== STUDY MATERIAL ==
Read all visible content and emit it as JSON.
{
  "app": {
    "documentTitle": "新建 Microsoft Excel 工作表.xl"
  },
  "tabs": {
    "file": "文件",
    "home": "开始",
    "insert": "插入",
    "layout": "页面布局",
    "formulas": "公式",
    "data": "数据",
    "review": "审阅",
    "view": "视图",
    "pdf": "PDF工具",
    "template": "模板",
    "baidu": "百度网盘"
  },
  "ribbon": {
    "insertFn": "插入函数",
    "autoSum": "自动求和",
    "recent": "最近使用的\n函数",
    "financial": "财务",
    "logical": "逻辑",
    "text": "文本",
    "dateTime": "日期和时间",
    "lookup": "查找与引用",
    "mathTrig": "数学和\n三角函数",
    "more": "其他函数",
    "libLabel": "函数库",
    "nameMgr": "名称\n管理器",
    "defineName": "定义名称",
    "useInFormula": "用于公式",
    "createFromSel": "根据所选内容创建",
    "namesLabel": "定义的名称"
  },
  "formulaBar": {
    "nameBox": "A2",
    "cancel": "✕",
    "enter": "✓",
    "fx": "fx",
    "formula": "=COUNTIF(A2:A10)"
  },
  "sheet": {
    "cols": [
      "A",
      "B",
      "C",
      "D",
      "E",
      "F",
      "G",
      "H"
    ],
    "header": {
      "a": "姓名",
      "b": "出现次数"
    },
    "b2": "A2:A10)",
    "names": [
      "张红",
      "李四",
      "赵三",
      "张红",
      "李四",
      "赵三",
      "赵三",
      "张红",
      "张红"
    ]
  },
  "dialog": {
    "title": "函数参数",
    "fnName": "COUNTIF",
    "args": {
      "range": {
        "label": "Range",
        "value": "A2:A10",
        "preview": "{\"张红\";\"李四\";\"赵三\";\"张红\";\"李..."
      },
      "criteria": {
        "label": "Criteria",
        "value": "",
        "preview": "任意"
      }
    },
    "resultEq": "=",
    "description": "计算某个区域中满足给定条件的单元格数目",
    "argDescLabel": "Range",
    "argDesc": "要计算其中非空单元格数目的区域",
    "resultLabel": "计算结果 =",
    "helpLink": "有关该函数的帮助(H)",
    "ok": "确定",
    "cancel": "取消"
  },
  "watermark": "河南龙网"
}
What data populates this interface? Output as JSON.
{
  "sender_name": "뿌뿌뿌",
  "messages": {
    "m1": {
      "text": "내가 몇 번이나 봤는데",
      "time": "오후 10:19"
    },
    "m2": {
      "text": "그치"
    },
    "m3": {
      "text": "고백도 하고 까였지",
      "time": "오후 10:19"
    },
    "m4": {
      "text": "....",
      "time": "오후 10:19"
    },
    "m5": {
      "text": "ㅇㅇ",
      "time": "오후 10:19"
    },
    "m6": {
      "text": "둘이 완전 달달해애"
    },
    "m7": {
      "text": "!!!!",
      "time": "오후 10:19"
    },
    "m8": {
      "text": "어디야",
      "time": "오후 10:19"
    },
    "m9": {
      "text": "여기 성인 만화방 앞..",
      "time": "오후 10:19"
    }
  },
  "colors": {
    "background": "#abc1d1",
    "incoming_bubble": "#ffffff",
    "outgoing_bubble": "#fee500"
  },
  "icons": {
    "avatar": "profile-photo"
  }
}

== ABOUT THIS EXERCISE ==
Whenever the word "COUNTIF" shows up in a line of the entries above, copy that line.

== SOLVED PROBLEM ==
    "formula": "=COUNTIF(A2:A10)"
    "fnName": "COUNTIF",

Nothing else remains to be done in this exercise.